If you do not want to incorporate a company, the other option is to register a limited liability partnership (LLP). An LLP is a combination of the characteristics of a private limited company and the traditional concept of a partnership. This makes it a great option for professionals, startups and SMEs (particularly, JVs, VCs) who are looking to gain limited liability status whilst accommodating different partners for management flexibility.
RM 888 | ONE TIME PROFESSIONAL FEES
+ RM 500 (SSM Registration Fees)
LLP is not required to issue shares but instead, the ownership of each partner in the LLP is represented by an allocation of partnership units, made in accordance with the capital contribution made by each partner in the LLP. There is also no requirement of submitting audited financial statements to SSM other than keeping such accounting and other records to sufficiently explain the transactions and financial position of the LLP. There is no concept of directors and shareholders; instead they are called compliance officers and partners. Learn more benefits of an LLP here.
Any individual or body corporate may be a partner in the LLP. There is no limit to the maximum number of partners in the LLP but there must be a minimum of 2 partners at all times.
Where the partner is an individual, his/her share of income from the LLP will be taxed based on his/her personal income tax rate. Where the partner is a body corporate, its share of income from the LLP will be taxed at the corporate tax rate.
The LLP should appoint either one of the partners or a qualified person (such as a company secretary) to be the compliance officer.
The responsibilities of the compliance officer include registering any changes in registered particulars of the LLP, keeping and maintaining registers and records of the LLP, advising the partners to ensure compliance with LLP law and lodging an annual declaration with the Registrar.
It is highly recommended to have one. Even some banks might require it in order for you to open a bank account.

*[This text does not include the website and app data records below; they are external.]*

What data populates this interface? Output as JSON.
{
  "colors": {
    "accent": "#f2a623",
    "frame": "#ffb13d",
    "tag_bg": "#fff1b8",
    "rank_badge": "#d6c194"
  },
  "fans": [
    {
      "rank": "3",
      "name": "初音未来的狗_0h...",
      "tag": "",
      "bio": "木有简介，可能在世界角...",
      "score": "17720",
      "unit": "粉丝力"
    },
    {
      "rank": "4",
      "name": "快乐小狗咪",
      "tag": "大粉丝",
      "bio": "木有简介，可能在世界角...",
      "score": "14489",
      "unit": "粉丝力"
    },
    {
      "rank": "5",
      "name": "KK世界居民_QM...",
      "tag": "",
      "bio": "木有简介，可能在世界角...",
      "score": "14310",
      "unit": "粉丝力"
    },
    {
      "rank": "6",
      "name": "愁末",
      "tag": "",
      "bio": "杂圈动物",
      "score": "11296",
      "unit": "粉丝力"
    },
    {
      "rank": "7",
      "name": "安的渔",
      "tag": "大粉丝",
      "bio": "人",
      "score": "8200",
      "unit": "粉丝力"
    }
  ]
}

In the absence of a written partnership agreement, the Second Schedule of the LLP Act 2012 shall apply.
No, you have to voluntarily wind up the LLP and after that, incorporate a new company.